Previously, we saw how to use the histogram method to infer the probability density function (PDF) of a random variable (for example, population) using a finite data sample. In this tutorial, we’ll carry on the problem of probability density function inference but using another method: Kernel density estimation (KDE).
Kernel density estimates are closely related to histograms but can be endowed with properties such as smoothness or continuity by using a suitable kernel.
Using NumXL, you can compute the KDE values for different kernel functions (e.g., Gaussian, uniform, triangular, quartic, triweight, cosine, etc.) and (optionally) with a bandwidth value.
For our sample data, we are using 100 randomly generated values of the normal distribution (using the random generator in the Excel Analysis Pack). We plotted the histogram for our reference:
Now we are ready to construct our KDE plot. First, select the empty cell in your worksheet where you wish to generate the output, then locate and click on the Descriptive Statistics icon in the NumXL tab (or toolbar). Then, select the Kernel Density Estimation (KDE) item from the drop-down menu.
The KDE wizard appears.
In the Input Data field, select the cells range for the values of the input variable.
- The cell range includes (optional) the heading (Label) cell, which would be used in the output tables where it references those variables.
- By default, the output table cells range is set to the currently selected cell in your worksheet.

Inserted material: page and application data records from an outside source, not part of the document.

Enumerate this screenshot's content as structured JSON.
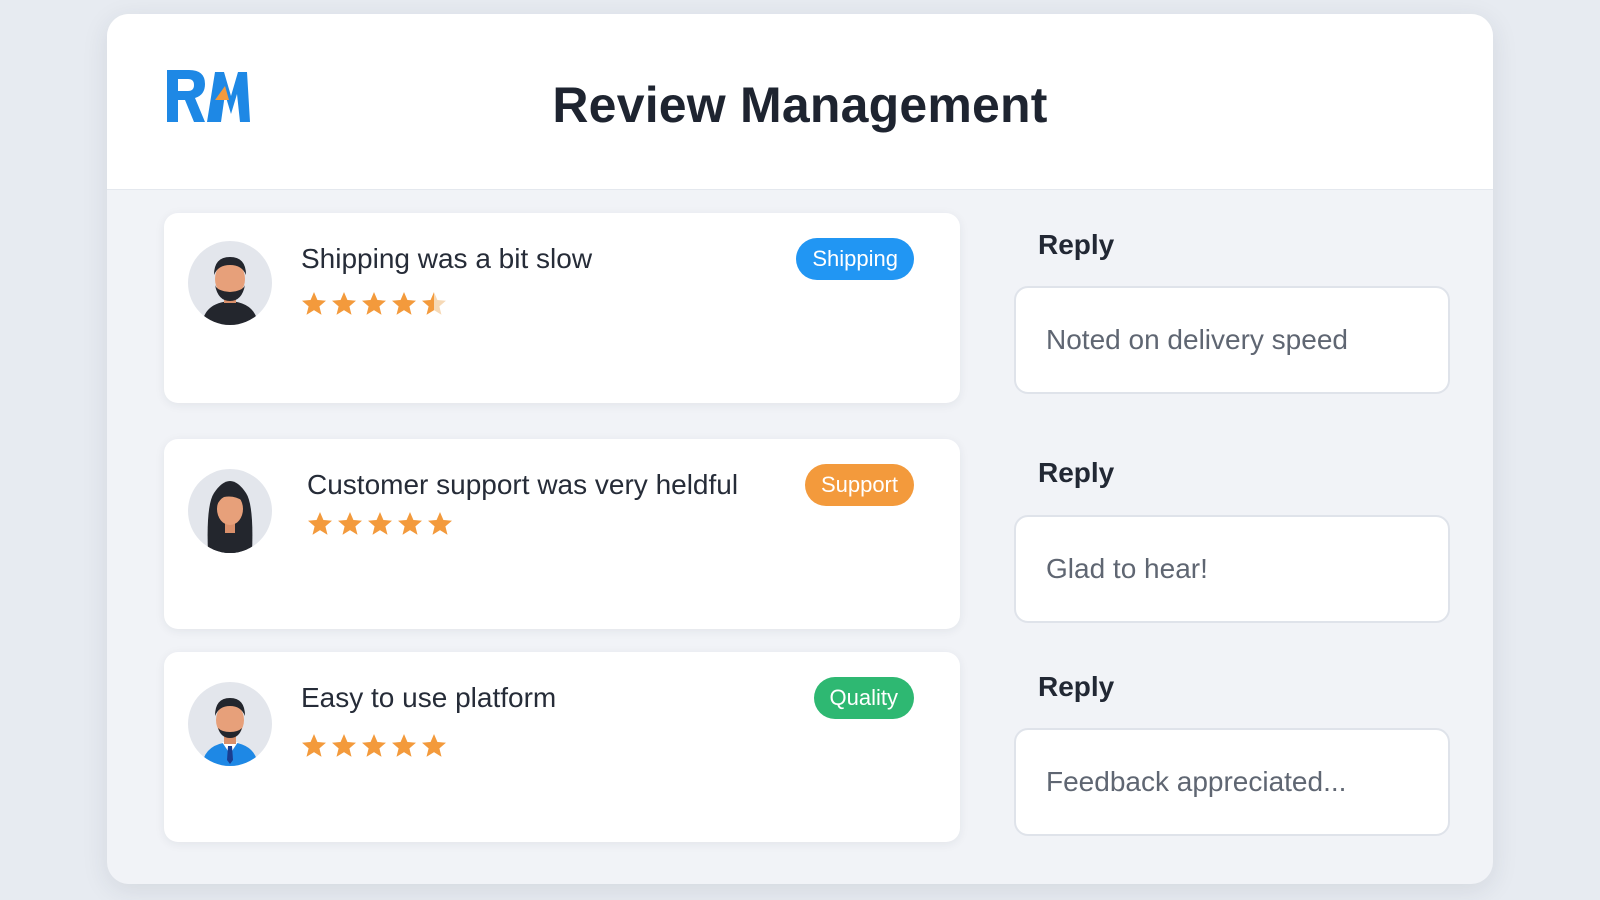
{
  "header": {
    "logo_text": "RM",
    "title": "Review Management"
  },
  "colors": {
    "logo_blue": "#1e88e5",
    "logo_orange": "#f39a3c",
    "star": "#f39a3c",
    "tag_shipping": "#2196f3",
    "tag_support": "#f39a3c",
    "tag_quality": "#2eb872"
  },
  "reviews": [
    {
      "text": "Shipping was a bit slow",
      "rating": 4.5,
      "tag": "Shipping",
      "tag_color": "#2196f3",
      "avatar_icon": "bearded-man-avatar-icon"
    },
    {
      "text": "Customer support was very heldful",
      "rating": 5,
      "tag": "Support",
      "tag_color": "#f39a3c",
      "avatar_icon": "woman-avatar-icon"
    },
    {
      "text": "Easy to use platform",
      "rating": 5,
      "tag": "Quality",
      "tag_color": "#2eb872",
      "avatar_icon": "man-with-tie-avatar-icon"
    }
  ],
  "replies": [
    {
      "label": "Reply",
      "value": "Noted on delivery speed"
    },
    {
      "label": "Reply",
      "value": "Glad to hear!"
    },
    {
      "label": "Reply",
      "value": "Feedback appreciated..."
    }
  ]
}
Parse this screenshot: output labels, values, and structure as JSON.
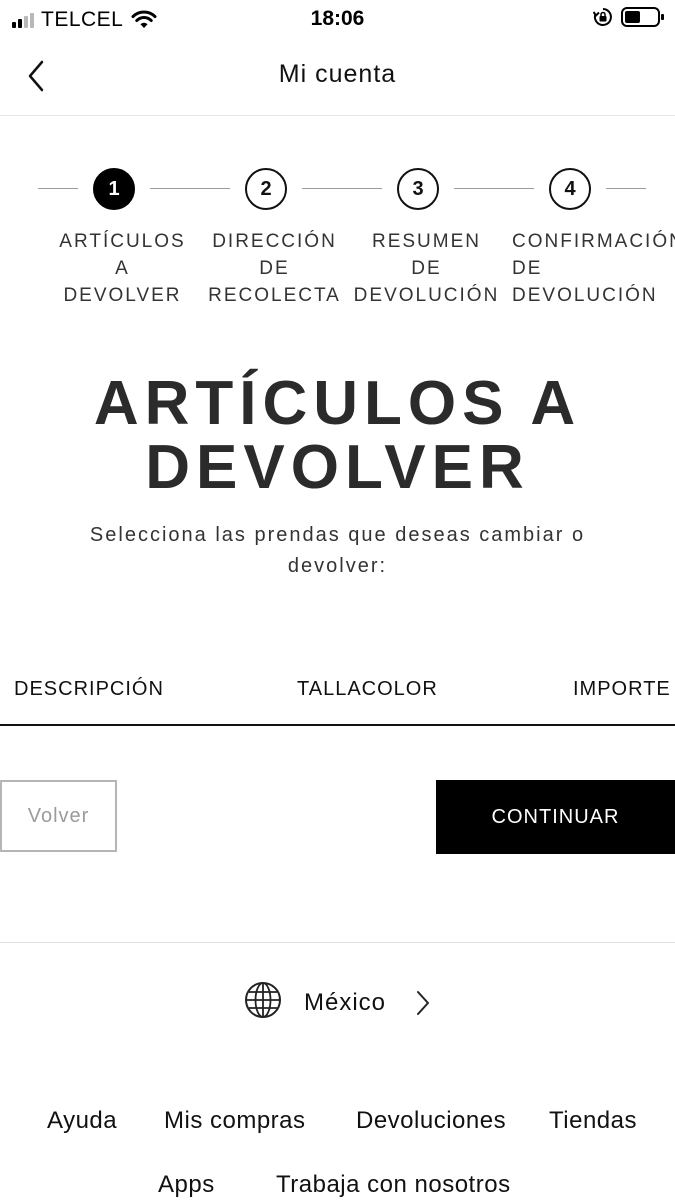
{
  "status_bar": {
    "carrier": "TELCEL",
    "time": "18:06",
    "icons": [
      "signal-icon",
      "wifi-icon",
      "rotation-lock-icon",
      "battery-icon"
    ]
  },
  "nav": {
    "back_icon": "chevron-left-icon",
    "title": "Mi cuenta"
  },
  "stepper": {
    "current_step": 1,
    "steps": [
      {
        "number": "1",
        "label": "ARTÍCULOS\nA\nDEVOLVER"
      },
      {
        "number": "2",
        "label": "DIRECCIÓN\nDE\nRECOLECTA"
      },
      {
        "number": "3",
        "label": "RESUMEN\nDE\nDEVOLUCIÓN"
      },
      {
        "number": "4",
        "label": "CONFIRMACIÓN\nDE\nDEVOLUCIÓN"
      }
    ]
  },
  "main": {
    "heading": "ARTÍCULOS A\nDEVOLVER",
    "subtitle": "Selecciona las prendas que deseas cambiar o devolver:"
  },
  "table": {
    "columns": [
      "DESCRIPCIÓN",
      "TALLACOLOR",
      "IMPORTE"
    ]
  },
  "actions": {
    "back_label": "Volver",
    "continue_label": "CONTINUAR"
  },
  "country": {
    "icon": "globe-icon",
    "name": "México",
    "chevron_icon": "chevron-right-icon"
  },
  "footer": {
    "links": [
      "Ayuda",
      "Mis compras",
      "Devoluciones",
      "Tiendas",
      "Apps",
      "Trabaja con nosotros"
    ]
  },
  "colors": {
    "primary_button_bg": "#000000",
    "active_step_bg": "#000000",
    "secondary_button_border": "#b5b5b5"
  }
}
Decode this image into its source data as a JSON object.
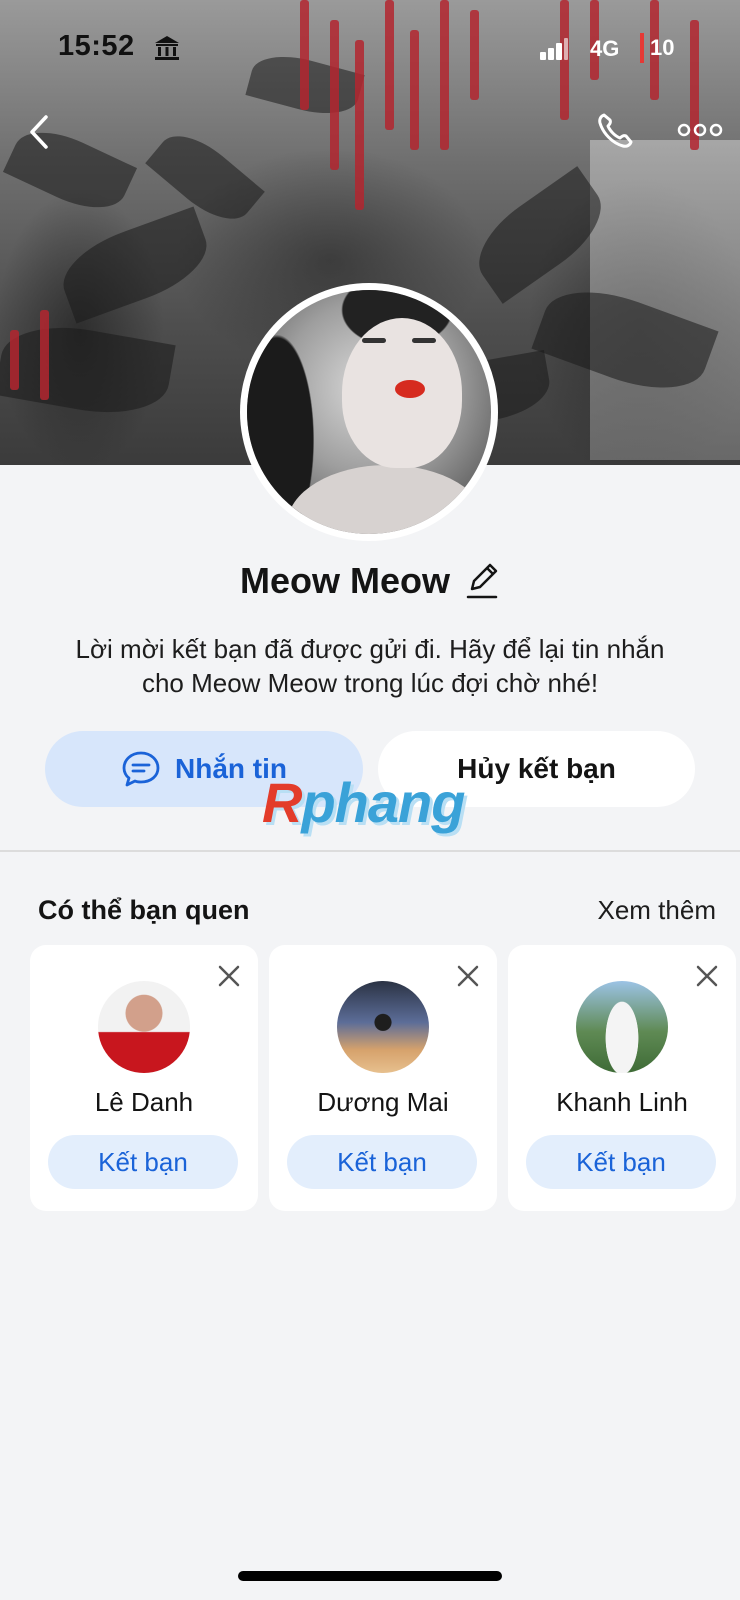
{
  "status_bar": {
    "time": "15:52",
    "network": "4G",
    "battery": "10"
  },
  "profile": {
    "name": "Meow Meow",
    "message_line1": "Lời mời kết bạn đã được gửi đi. Hãy để lại tin nhắn",
    "message_line2": "cho Meow Meow trong lúc đợi chờ nhé!"
  },
  "actions": {
    "message_label": "Nhắn tin",
    "cancel_label": "Hủy kết bạn"
  },
  "watermark": {
    "first": "R",
    "rest": "phang"
  },
  "suggestions": {
    "title": "Có thể bạn quen",
    "see_more": "Xem thêm",
    "people": [
      {
        "name": "Lê Danh",
        "button": "Kết bạn"
      },
      {
        "name": "Dương Mai",
        "button": "Kết bạn"
      },
      {
        "name": "Khanh Linh",
        "button": "Kết bạn"
      }
    ]
  },
  "colors": {
    "accent": "#1a63d8",
    "accent_bg": "#d7e6fb",
    "background": "#f3f4f6",
    "battery_low": "#e53935"
  },
  "icons": [
    "bank-icon",
    "signal-icon",
    "back-icon",
    "phone-icon",
    "more-icon",
    "edit-icon",
    "chat-icon",
    "close-icon"
  ]
}
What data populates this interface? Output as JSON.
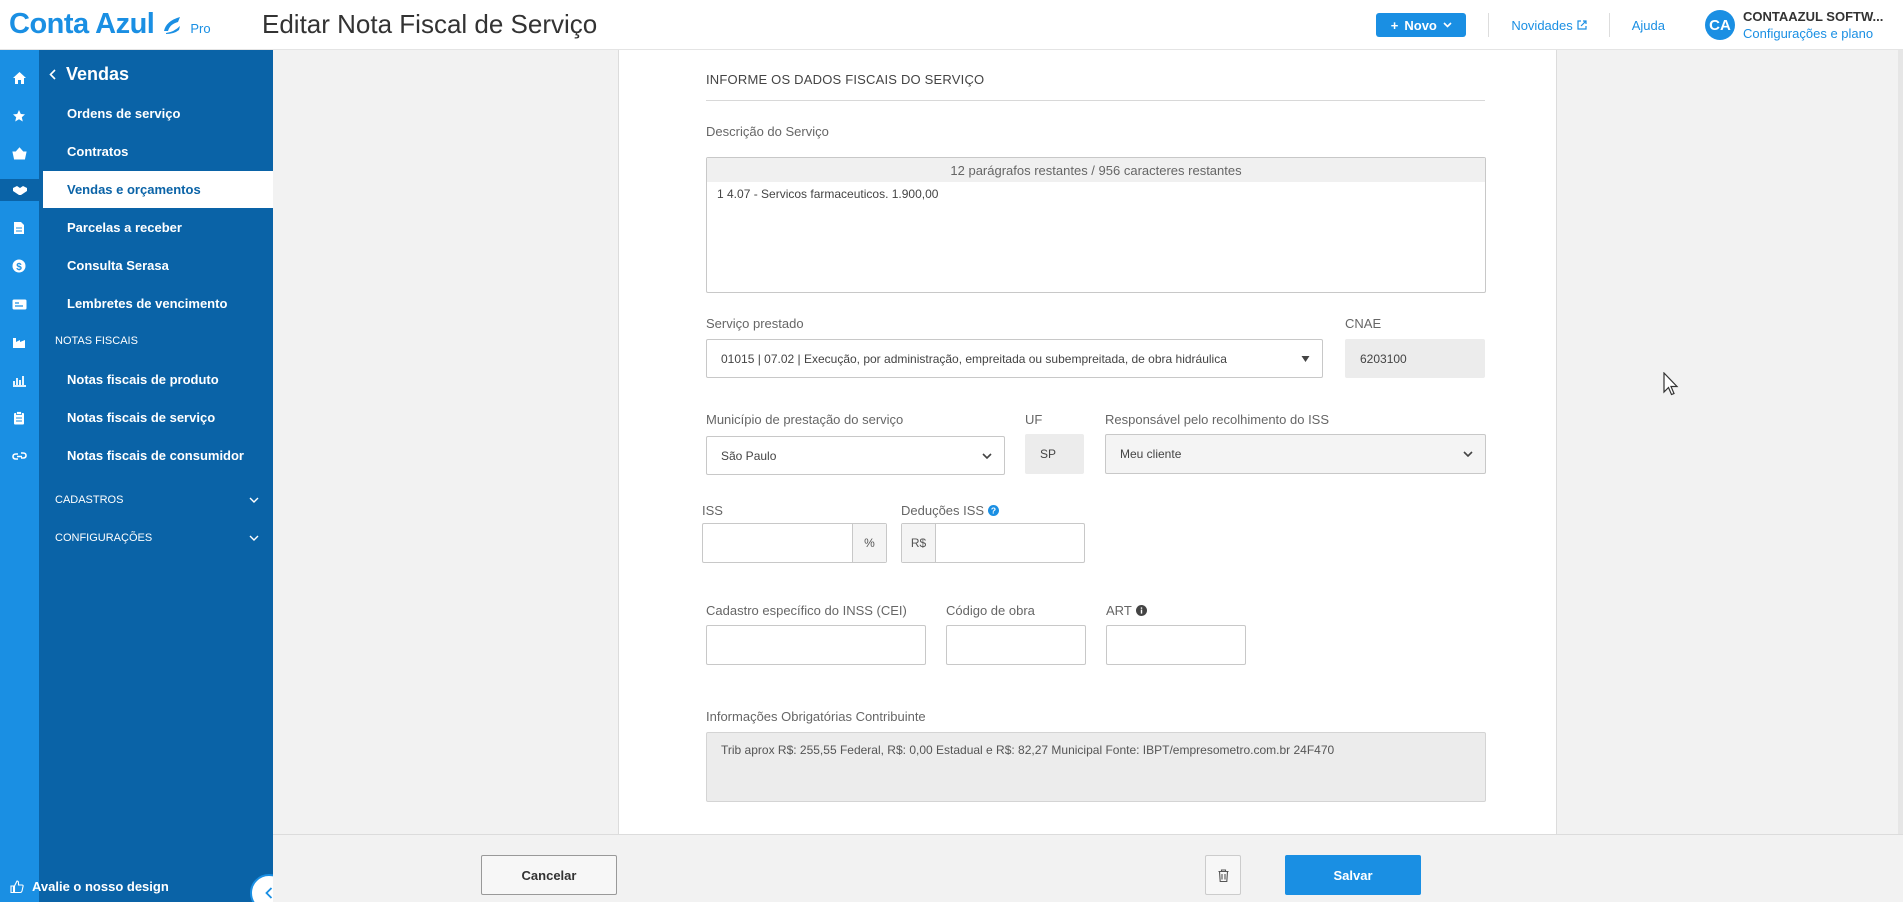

- By default, the output graph cells range is set to the 7 cells to the right of the currently selected cell in your worksheet.
Once we select the input data (X) cells range, the Transform, Options, and Missing Values tabs become available (enabled).
Are the input data values bound by an upper or lower limit? If so, enter those limits and, optionally, a transform function to enforce them.
For our data set, there is no lower or upper bound, so we’ll leave the fields in the Transform tab empty or blank.
Next, select the Options tab:
- By default, the Gaussian kernel function is selected. Let’s leave this option unchanged.
- By default, the Optimization Method dropdown is set to None/Manual. Change it to Direct Plug-in (Sheather & Jones).
- By default, the output table size is set to 5. Change it to 15.
- “Overlay Normal distribution” is checked. This option in effect instructs the wizard to generate a second curve for the Gaussian distribution for comparison purposes. Leave this option checked.
Next, click the “Missing Values” tab.
In this tab, you can select an approach to handle missing values in the data set (X’s). By default, any observation with missing values would be excluded from the analysis.
This treatment is a good approach for our analysis, so let’s leave it unchanged.
Now, click OK to generate the output tables.
- The upper part of the output lists the parameters’ values of the NxKDE(.) function. You may change those settings.
- The Plot Min. and Plot Max. cells define the x-axis limits in the plot, so you can change their values to examine different parts of the KDE. In this tutorial, we’ll view the KDE in a (-4.0, 4.0) interval.
- There are two entries for bandwidth: BW (input) and BW (Opt.). You may enter any value in the BW (input), but the BW (Opt.) is calculated using the NxKDE(.) Function. For the Manual Bandwith method, the BW (Opt.) is equal to BW(Input), and for all others, the BW(Input) serves as an initial value.
- The values of all X are sorted in ascending order.
- The NxKDE(.) supports 7 different kernel functions: Gaussian, uniform, triangular, quartic, tri-weight, Epanechnikov, and cosine functions.
- The Direct Plug-in (DPI) optimization method requires a differentiable kernel function up to the 6th order, so only Gaussian and cosine kernels can be used with DPI.
Note that the KDE curve (blue) tracks very closely with the Gaussian density (orange) curve.
From the output table, let’s change the optimization method to 3, which corresponds to the unbiased cross-validation method, and observe the recalculation of the optimal bandwidth and KDE values.
Now let’s try a non-normal sample data set. We generated 100 random values of a uniform distribution between -3 and 3. Following similar steps, we plotted the histogram and the KDE:
Note that we entered lower and upper bounds to the KDE, but did not specify a transform function. In this case, the NxKDE(.) reverts to Silverman’s reflection method for those values near the domain bounds.
Note that the KDE curve (black) tracks more closely with the underlying distribution (i.e., uniform) than the histogram or the normal curve.
In this tutorial, we demonstrated the process to generate a KDE in Excel using NumXL’s add-in functions.
The KDE method is a major improvement for inferring the probability density function of the population, in terms of accuracy and continuity of the function.
We have used the NxKDE function to calculate the optimal bandwidth and the probability density values. The NxKDE(.) function supports additional output values: cumulative density function (CDF) and its inverse (inverse CDF).